(Dataset rows for apps and sites)

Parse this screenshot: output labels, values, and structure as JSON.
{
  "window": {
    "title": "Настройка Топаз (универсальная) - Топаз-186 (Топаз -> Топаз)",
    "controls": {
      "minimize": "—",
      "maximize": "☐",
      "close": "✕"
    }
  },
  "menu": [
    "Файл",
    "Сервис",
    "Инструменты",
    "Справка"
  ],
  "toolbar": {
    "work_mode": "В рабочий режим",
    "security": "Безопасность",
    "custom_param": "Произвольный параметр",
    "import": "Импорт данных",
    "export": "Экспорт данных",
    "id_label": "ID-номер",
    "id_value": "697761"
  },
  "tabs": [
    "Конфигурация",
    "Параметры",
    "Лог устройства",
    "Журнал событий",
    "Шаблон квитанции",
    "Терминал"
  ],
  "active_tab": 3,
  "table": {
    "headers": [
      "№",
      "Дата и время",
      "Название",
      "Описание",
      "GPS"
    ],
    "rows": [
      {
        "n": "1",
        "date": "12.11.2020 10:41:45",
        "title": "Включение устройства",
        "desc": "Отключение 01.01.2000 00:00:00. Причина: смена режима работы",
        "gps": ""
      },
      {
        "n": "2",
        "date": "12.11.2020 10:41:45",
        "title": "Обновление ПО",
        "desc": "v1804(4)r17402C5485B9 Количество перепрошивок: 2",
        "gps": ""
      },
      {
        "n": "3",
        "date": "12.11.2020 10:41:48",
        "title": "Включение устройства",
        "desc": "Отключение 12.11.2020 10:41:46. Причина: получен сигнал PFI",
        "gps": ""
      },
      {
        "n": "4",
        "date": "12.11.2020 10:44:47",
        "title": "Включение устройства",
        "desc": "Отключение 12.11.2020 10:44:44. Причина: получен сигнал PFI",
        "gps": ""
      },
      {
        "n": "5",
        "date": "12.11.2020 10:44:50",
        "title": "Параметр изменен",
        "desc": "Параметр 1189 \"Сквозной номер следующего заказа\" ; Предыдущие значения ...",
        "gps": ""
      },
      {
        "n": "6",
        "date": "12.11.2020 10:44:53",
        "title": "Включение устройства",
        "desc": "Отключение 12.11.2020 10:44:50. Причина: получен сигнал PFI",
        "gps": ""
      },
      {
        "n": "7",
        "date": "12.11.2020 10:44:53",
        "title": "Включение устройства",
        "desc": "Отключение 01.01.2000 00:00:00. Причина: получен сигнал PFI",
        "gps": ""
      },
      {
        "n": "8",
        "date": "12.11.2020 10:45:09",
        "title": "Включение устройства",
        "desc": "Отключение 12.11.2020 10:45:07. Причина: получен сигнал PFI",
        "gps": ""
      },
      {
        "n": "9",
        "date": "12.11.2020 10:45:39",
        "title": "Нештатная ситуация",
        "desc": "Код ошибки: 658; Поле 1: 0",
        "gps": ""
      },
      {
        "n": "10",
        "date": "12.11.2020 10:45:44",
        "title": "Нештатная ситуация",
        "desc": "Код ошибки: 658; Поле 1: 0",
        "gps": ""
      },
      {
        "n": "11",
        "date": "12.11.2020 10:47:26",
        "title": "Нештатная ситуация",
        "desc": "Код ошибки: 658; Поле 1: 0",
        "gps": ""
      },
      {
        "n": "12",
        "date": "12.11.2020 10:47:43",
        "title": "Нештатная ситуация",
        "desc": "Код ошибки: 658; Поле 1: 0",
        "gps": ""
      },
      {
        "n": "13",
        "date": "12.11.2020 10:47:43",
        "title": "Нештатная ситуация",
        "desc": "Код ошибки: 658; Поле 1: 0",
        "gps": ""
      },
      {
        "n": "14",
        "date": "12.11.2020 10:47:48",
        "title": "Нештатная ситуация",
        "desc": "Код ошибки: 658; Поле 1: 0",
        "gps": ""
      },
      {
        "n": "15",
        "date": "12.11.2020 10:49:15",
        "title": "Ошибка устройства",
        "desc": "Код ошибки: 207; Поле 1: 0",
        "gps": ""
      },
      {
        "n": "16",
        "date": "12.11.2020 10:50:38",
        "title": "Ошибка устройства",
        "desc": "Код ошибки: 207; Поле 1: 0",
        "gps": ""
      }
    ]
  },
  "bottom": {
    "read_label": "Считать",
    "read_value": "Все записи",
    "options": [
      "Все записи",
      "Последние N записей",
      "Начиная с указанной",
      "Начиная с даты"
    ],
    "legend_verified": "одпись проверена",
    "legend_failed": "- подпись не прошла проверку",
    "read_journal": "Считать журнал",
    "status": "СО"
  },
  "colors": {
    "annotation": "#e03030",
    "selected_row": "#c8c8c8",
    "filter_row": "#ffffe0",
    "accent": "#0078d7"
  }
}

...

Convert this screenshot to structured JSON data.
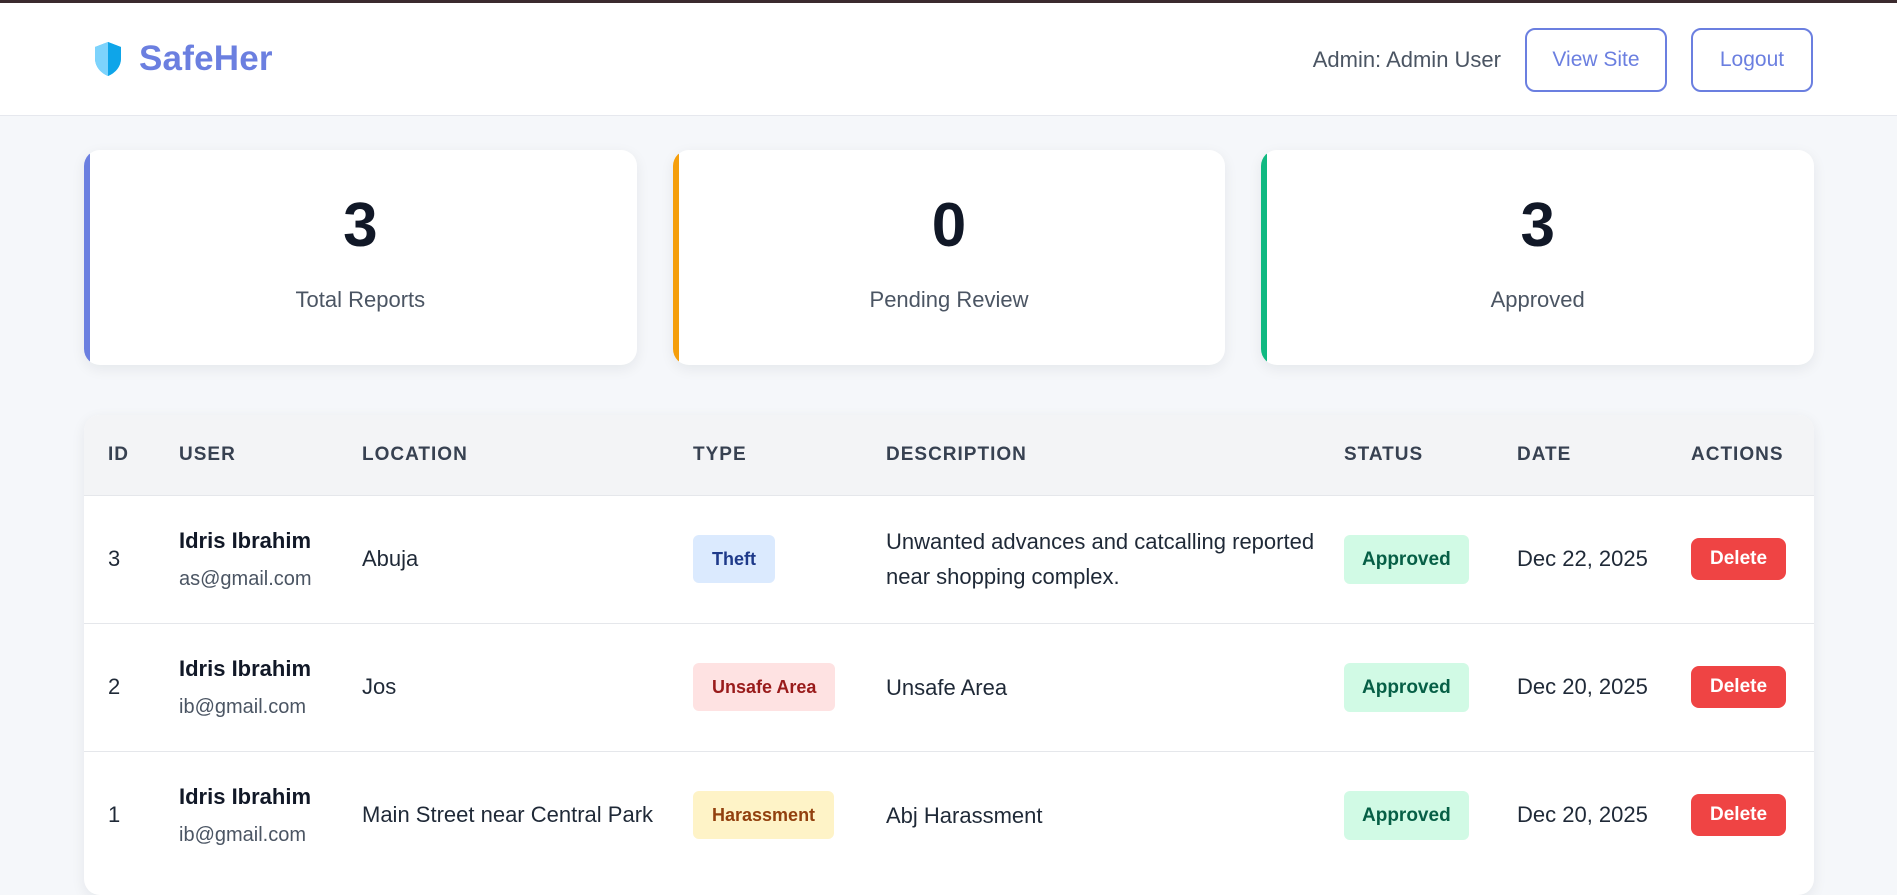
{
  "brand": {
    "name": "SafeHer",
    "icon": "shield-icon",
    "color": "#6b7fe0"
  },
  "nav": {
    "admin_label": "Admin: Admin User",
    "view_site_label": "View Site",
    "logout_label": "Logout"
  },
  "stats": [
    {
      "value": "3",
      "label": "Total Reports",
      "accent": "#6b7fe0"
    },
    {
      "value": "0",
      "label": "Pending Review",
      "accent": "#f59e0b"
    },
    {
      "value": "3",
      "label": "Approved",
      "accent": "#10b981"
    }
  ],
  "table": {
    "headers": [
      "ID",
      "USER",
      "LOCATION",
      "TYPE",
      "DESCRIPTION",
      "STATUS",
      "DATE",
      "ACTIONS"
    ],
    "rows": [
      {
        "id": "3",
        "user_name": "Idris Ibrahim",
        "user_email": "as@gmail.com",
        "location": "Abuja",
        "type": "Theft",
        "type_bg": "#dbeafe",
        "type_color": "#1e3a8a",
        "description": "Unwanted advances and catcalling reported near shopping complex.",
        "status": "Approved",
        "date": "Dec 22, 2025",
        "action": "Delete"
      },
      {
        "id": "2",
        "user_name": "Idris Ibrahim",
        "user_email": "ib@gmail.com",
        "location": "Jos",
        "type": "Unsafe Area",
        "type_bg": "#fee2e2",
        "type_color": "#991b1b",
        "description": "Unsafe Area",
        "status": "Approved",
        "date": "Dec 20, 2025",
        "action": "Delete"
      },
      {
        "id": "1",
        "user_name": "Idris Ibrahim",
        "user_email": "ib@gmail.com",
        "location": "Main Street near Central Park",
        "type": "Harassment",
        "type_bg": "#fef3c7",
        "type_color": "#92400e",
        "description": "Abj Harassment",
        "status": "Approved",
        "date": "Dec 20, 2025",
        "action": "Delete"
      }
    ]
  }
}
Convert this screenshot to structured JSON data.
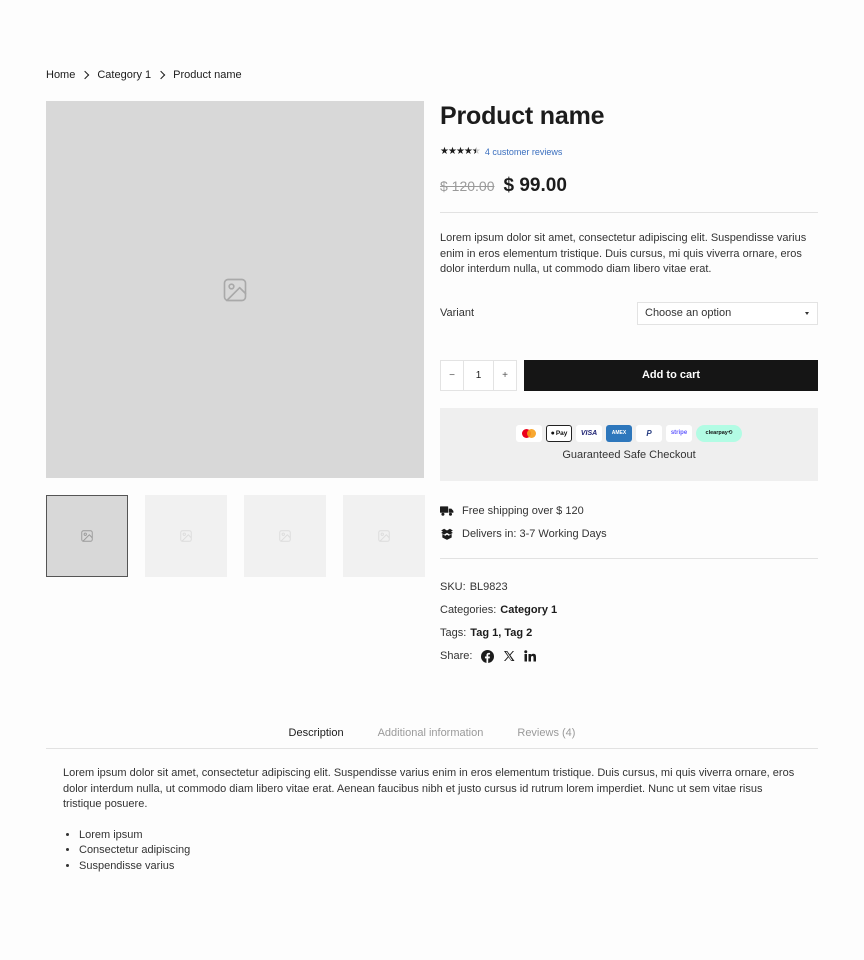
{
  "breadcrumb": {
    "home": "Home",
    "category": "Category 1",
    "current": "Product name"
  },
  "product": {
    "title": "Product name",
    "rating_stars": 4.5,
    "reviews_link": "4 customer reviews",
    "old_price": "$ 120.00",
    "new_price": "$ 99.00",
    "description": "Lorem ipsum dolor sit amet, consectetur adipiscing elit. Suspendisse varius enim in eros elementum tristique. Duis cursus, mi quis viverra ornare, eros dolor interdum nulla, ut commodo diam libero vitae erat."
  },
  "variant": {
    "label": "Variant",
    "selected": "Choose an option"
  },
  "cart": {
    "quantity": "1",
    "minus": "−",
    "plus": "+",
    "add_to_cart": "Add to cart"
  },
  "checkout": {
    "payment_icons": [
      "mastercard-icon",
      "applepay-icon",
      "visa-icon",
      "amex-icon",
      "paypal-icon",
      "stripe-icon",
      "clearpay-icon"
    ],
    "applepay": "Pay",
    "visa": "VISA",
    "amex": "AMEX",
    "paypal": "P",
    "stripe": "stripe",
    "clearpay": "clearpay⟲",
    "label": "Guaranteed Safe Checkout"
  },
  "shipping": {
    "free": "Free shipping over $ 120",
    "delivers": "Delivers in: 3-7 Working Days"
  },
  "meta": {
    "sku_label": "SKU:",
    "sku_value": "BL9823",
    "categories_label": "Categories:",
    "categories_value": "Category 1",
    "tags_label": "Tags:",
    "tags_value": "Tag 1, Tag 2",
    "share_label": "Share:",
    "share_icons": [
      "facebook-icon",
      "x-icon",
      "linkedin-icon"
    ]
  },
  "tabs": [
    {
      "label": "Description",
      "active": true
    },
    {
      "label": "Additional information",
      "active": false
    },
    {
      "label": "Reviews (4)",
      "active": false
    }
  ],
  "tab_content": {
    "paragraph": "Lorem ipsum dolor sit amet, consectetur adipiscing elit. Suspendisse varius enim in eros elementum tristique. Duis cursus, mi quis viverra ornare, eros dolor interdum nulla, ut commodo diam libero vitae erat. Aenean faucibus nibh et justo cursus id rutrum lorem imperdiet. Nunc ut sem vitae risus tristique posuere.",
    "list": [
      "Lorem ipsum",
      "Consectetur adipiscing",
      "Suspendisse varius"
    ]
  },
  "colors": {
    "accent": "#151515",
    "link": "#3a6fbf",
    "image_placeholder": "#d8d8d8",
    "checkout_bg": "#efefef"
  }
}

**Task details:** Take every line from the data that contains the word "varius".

**Solution to the exercise:**
    "description": "Lorem ipsum dolor sit amet, consectetur adipiscing elit. Suspendisse varius enim in eros elementum tristique. Duis cursus, mi quis viverra ornare, eros dolor interdum nulla, ut commodo diam libero vitae erat."
    "paragraph": "Lorem ipsum dolor sit amet, consectetur adipiscing elit. Suspendisse varius enim in eros elementum tristique. Duis cursus, mi quis viverra ornare, eros dolor interdum nulla, ut commodo diam libero vitae erat. Aenean faucibus nibh et justo cursus id rutrum lorem imperdiet. Nunc ut sem vitae risus tristique posuere.",
      "Suspendisse varius"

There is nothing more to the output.